Stephanie Decker

Murden as the height of Liverpool’s postwar golden age, with unemployment at an all-time low around the middle of the decade and the port enjoying record figures for cargo throughput in 1965. 59 While business in Liverpool continued to perform well, it was clear that its economic prospects were poor – a skills shortage coupled with long-term unemployment added to the structural problems of a port which contended

in The empire in one city?
Surviving change c.1970-90
Duncan Mitchell
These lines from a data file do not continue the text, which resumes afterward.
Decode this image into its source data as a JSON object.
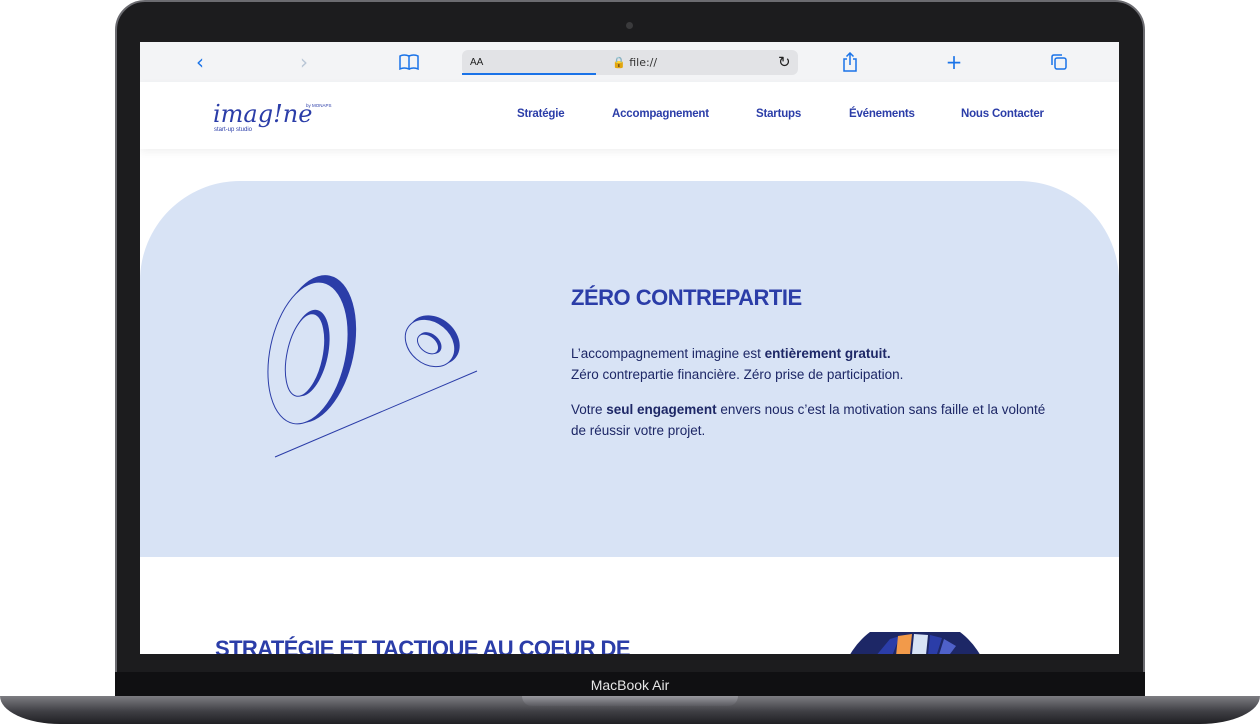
{
  "device": {
    "label": "MacBook Air"
  },
  "browser": {
    "aa_label": "AA",
    "url": "file://",
    "colors": {
      "accent": "#1a73e8"
    }
  },
  "site": {
    "logo": {
      "name": "imag!ne",
      "byline": "by MONAPS",
      "tagline": "start-up studio"
    },
    "nav": [
      {
        "label": "Stratégie"
      },
      {
        "label": "Accompagnement"
      },
      {
        "label": "Startups"
      },
      {
        "label": "Événements"
      },
      {
        "label": "Nous Contacter"
      }
    ]
  },
  "hero": {
    "title": "ZÉRO CONTREPARTIE",
    "line1_pre": "L’accompagnement imagine est ",
    "line1_bold": "entièrement gratuit.",
    "line2": "Zéro contrepartie financière. Zéro prise de participation.",
    "para2_pre": "Votre ",
    "para2_bold": "seul engagement",
    "para2_post": " envers nous c’est la motivation sans faille et la volonté de réussir votre projet."
  },
  "section2": {
    "title": "STRATÉGIE ET TACTIQUE AU COEUR DE"
  },
  "colors": {
    "brand": "#2b3da8",
    "hero_bg": "#d8e3f5",
    "text_dark": "#1d2766",
    "orange": "#f29a4a"
  }
}
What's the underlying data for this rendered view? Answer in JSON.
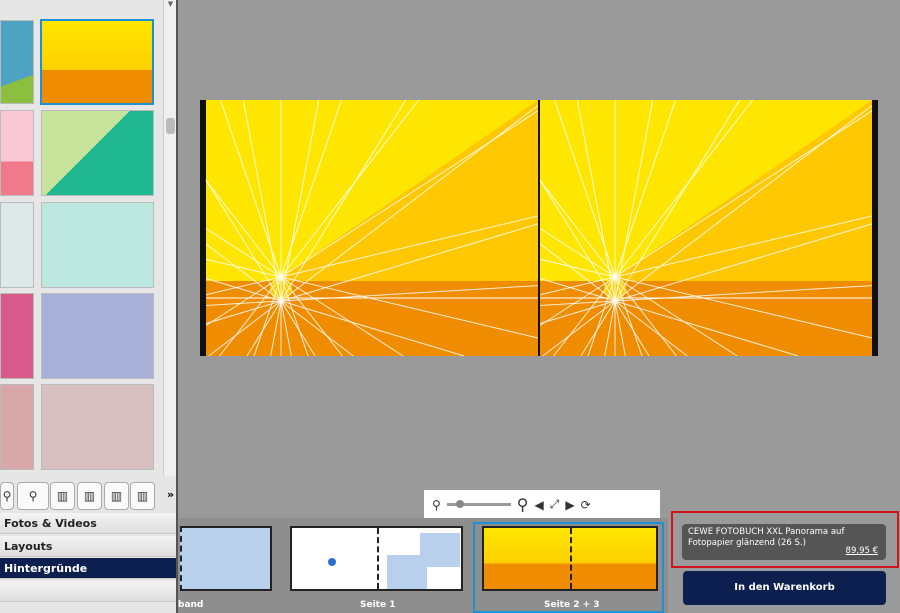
{
  "sidebar": {
    "menu": [
      {
        "label": "Fotos & Videos",
        "shown": "Videos"
      },
      {
        "label": "Layouts",
        "shown": "outs"
      },
      {
        "label": "Hintergründe",
        "shown": "nde",
        "selected": true
      },
      {
        "label": "",
        "shown": ""
      }
    ],
    "more_label": "»"
  },
  "toolbar": {
    "zoom_level": 0.15
  },
  "filmstrip": {
    "pages": [
      {
        "label": "band"
      },
      {
        "label": "Seite 1"
      },
      {
        "label": "Seite 2 + 3",
        "selected": true
      }
    ]
  },
  "product": {
    "name": "CEWE FOTOBUCH XXL Panorama auf Fotopapier glänzend (26 S.)",
    "price": "89,95 €"
  },
  "cart_button": "In den Warenkorb",
  "colors": {
    "accent": "#0d1f4f",
    "highlight": "#d0141c",
    "selection": "#1e90d6",
    "yellow": "#ffe600",
    "orange": "#f08c00"
  }
}
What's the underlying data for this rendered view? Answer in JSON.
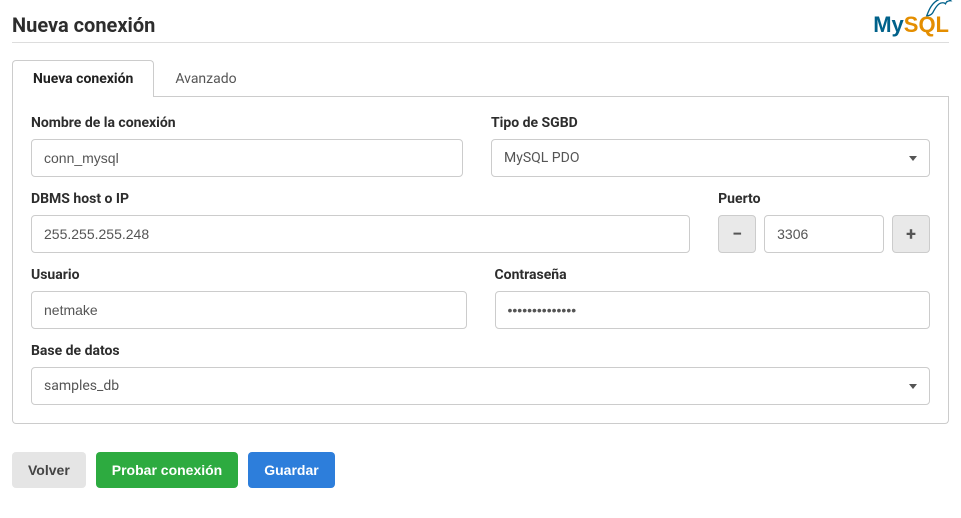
{
  "header": {
    "title": "Nueva conexión",
    "logo_my": "My",
    "logo_sql": "SQL"
  },
  "tabs": {
    "new": "Nueva conexión",
    "advanced": "Avanzado"
  },
  "fields": {
    "conn_name": {
      "label": "Nombre de la conexión",
      "value": "conn_mysql"
    },
    "dbms_type": {
      "label": "Tipo de SGBD",
      "value": "MySQL PDO"
    },
    "host": {
      "label": "DBMS host o IP",
      "value": "255.255.255.248"
    },
    "port": {
      "label": "Puerto",
      "value": "3306"
    },
    "user": {
      "label": "Usuario",
      "value": "netmake"
    },
    "password": {
      "label": "Contraseña",
      "value": "••••••••••••••"
    },
    "database": {
      "label": "Base de datos",
      "value": "samples_db"
    }
  },
  "buttons": {
    "back": "Volver",
    "test": "Probar conexión",
    "save": "Guardar",
    "minus": "−",
    "plus": "+"
  }
}
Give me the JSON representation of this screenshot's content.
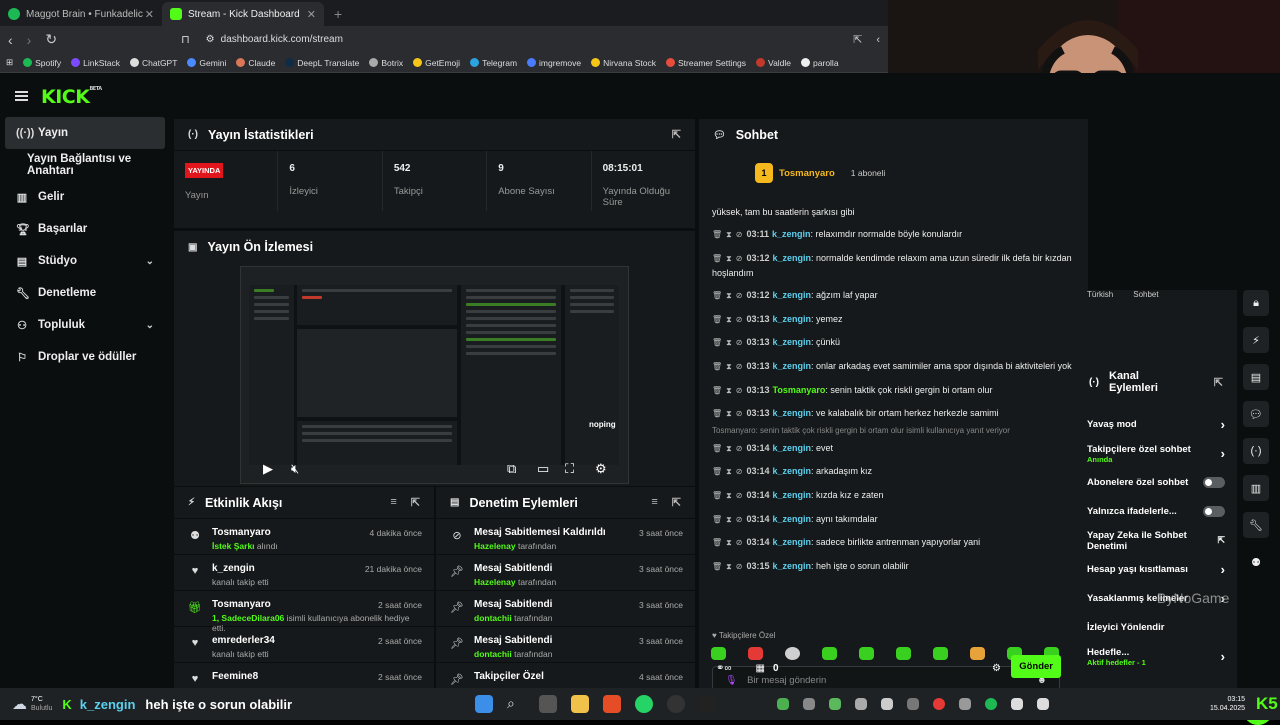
{
  "browser": {
    "tabs": [
      {
        "title": "Maggot Brain • Funkadelic",
        "active": false
      },
      {
        "title": "Stream - Kick Dashboard",
        "active": true
      }
    ],
    "url": "dashboard.kick.com/stream",
    "bookmarks": [
      "Spotify",
      "LinkStack",
      "ChatGPT",
      "Gemini",
      "Claude",
      "DeepL Translate",
      "Botrix",
      "GetEmoji",
      "Telegram",
      "imgremove",
      "Nirvana Stock",
      "Streamer Settings",
      "Valdle",
      "parolla"
    ]
  },
  "logo": "KICK",
  "logo_badge": "BETA",
  "sidebar": {
    "items": [
      {
        "label": "Yayın",
        "active": true
      },
      {
        "label": "Yayın Bağlantısı ve Anahtarı"
      },
      {
        "label": "Gelir"
      },
      {
        "label": "Başarılar"
      },
      {
        "label": "Stüdyo",
        "expandable": true
      },
      {
        "label": "Denetleme"
      },
      {
        "label": "Topluluk",
        "expandable": true
      },
      {
        "label": "Droplar ve ödüller"
      }
    ]
  },
  "stats": {
    "title": "Yayın İstatistikleri",
    "live_badge": "YAYINDA",
    "items": [
      {
        "value": "",
        "label": "Yayın"
      },
      {
        "value": "6",
        "label": "İzleyici"
      },
      {
        "value": "542",
        "label": "Takipçi"
      },
      {
        "value": "9",
        "label": "Abone Sayısı"
      },
      {
        "value": "08:15:01",
        "label": "Yayında Olduğu Süre"
      }
    ]
  },
  "preview": {
    "title": "Yayın Ön İzlemesi",
    "overlay": "noping"
  },
  "activity": {
    "title": "Etkinlik Akışı",
    "rows": [
      {
        "name": "Tosmanyaro",
        "detail_hl": "İstek Şarkı",
        "detail": " alındı",
        "time": "4 dakika önce"
      },
      {
        "name": "k_zengin",
        "detail_hl": "",
        "detail": "kanalı takip etti",
        "time": "21 dakika önce"
      },
      {
        "name": "Tosmanyaro",
        "detail_hl": "1, SadeceDilara06",
        "detail": " isimli kullanıcıya abonelik hediye etti.",
        "time": "2 saat önce"
      },
      {
        "name": "emrederler34",
        "detail_hl": "",
        "detail": "kanalı takip etti",
        "time": "2 saat önce"
      },
      {
        "name": "Feemine8",
        "detail_hl": "",
        "detail": "",
        "time": "2 saat önce"
      }
    ]
  },
  "moderation": {
    "title": "Denetim Eylemleri",
    "rows": [
      {
        "action": "Mesaj Sabitlemesi Kaldırıldı",
        "by": "Hazelenay",
        "suffix": " tarafından",
        "time": "3 saat önce"
      },
      {
        "action": "Mesaj Sabitlendi",
        "by": "Hazelenay",
        "suffix": " tarafından",
        "time": "3 saat önce"
      },
      {
        "action": "Mesaj Sabitlendi",
        "by": "dontachii",
        "suffix": " tarafından",
        "time": "3 saat önce"
      },
      {
        "action": "Mesaj Sabitlendi",
        "by": "dontachii",
        "suffix": " tarafından",
        "time": "3 saat önce"
      },
      {
        "action": "Takipçiler Özel",
        "by": "",
        "suffix": "",
        "time": "4 saat önce"
      }
    ]
  },
  "chat": {
    "title": "Sohbet",
    "pinned_user": "Tosmanyaro",
    "pinned_sub": "1",
    "sub_count": "1 aboneli",
    "top_text": "yüksek, tam bu saatlerin şarkısı gibi",
    "messages": [
      {
        "ts": "03:11",
        "user": "k_zengin",
        "text": ": relaxımdır normalde böyle konulardır"
      },
      {
        "ts": "03:12",
        "user": "k_zengin",
        "text": ": normalde kendimde relaxım ama uzun süredir ilk defa bir kızdan hoşlandım"
      },
      {
        "ts": "03:12",
        "user": "k_zengin",
        "text": ": ağzım laf yapar"
      },
      {
        "ts": "03:13",
        "user": "k_zengin",
        "text": ": yemez"
      },
      {
        "ts": "03:13",
        "user": "k_zengin",
        "text": ": çünkü"
      },
      {
        "ts": "03:13",
        "user": "k_zengin",
        "text": ": onlar arkadaş evet samimiler ama spor dışında bi aktiviteleri yok"
      },
      {
        "ts": "03:13",
        "user": "Tosmanyaro",
        "text": ": senin taktik çok riskli gergin bi ortam olur",
        "green": true
      },
      {
        "ts": "03:13",
        "user": "k_zengin",
        "text": ": ve kalabalık bir ortam herkez herkezle samimi"
      },
      {
        "reply": "Tosmanyaro: senin taktik çok riskli gergin bi ortam olur isimli kullanıcıya yanıt veriyor"
      },
      {
        "ts": "03:14",
        "user": "k_zengin",
        "text": ": evet"
      },
      {
        "ts": "03:14",
        "user": "k_zengin",
        "text": ": arkadaşım kız"
      },
      {
        "ts": "03:14",
        "user": "k_zengin",
        "text": ": kızda kız e zaten"
      },
      {
        "ts": "03:14",
        "user": "k_zengin",
        "text": ": aynı takımdalar"
      },
      {
        "ts": "03:14",
        "user": "k_zengin",
        "text": ": sadece birlikte antrenman yapıyorlar yani"
      },
      {
        "ts": "03:15",
        "user": "k_zengin",
        "text": ": heh işte o sorun olabilir"
      }
    ],
    "mode_label": "Takipçilere Özel",
    "input_placeholder": "Bir mesaj gönderin",
    "points": "0",
    "send": "Gönder"
  },
  "channel_actions": {
    "tags": [
      "Türkish",
      "Sohbet"
    ],
    "title": "Kanal Eylemleri",
    "rows": [
      {
        "label": "Yavaş mod",
        "type": "chevron"
      },
      {
        "label": "Takipçilere özel sohbet",
        "sub": "Anında",
        "type": "chevron"
      },
      {
        "label": "Abonelere özel sohbet",
        "type": "toggle"
      },
      {
        "label": "Yalnızca ifadelerle...",
        "type": "toggle"
      },
      {
        "label": "Yapay Zeka ile Sohbet Denetimi",
        "type": "link"
      },
      {
        "label": "Hesap yaşı kısıtlaması",
        "type": "chevron"
      },
      {
        "label": "Yasaklanmış kelimeler",
        "type": "chevron"
      },
      {
        "label": "İzleyici Yönlendir",
        "type": "none"
      },
      {
        "label": "Hedefle...",
        "sub": "Aktif hedefler - 1",
        "type": "chevron"
      }
    ],
    "watermark": "ByNoGame"
  },
  "taskbar": {
    "weather_temp": "7°C",
    "weather_label": "Bulutlu",
    "ticker_user": "k_zengin",
    "ticker_text": "heh işte o sorun olabilir",
    "time": "03:15",
    "date": "15.04.2025"
  }
}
development of asylum nursing owed much to medical superintendents. Reforming medical superintendents, at different times, identified skill shortages among the asylum workforce and then encouraged training as a way of disciplining and controlling their staff.14 The medical superintendents used their own professional organisation, the Royal Medico-Psychological Association (RMPA), to oversee and accredit training schemes for nurses in both mental and mental deficiency asylums. Training consisted of medical lectures and practice in the areas in which the nurse was going to

in Mental health nursing
Philip Ollerenshaw

business history of the war ‘remains under a shroud’,144 evidence on different firms can exemplify the problems in expanding output. What this shows is that even large firms on direct contracts faced very substantial obstacles to expanding production and that the process was never smooth. Shortage of raw materials, labour immobility, skill shortages, trade disputes, production bottlenecks, managerial shortcomings, dispersal of production, transport disruption, endless changes to specifications and erratic ordering by government all contributed to this. Similarly, once

in Northern Ireland in the Second World War
Reserved men at work
Juliette Pattinson, Arthur McIvor and Linsey Robb

production methods was inherently emasculating because it threatened skilled labour: ‘their work became unmanly’.124 Such methods spread more slowly in Britain before the war, largely being confined to cars, electrical consumer goods (such as hoovers and radios), artificial fibres, plastics and chemical manufacture, as there was less of a skill shortage than in the States. In Britain, as noted, there was much upgrading and upskilling that went hand-​in-​hand with job fragmentation during wartime. While deskilling in wartime was evident in munitions, aircraft manufacture

in Men in reserve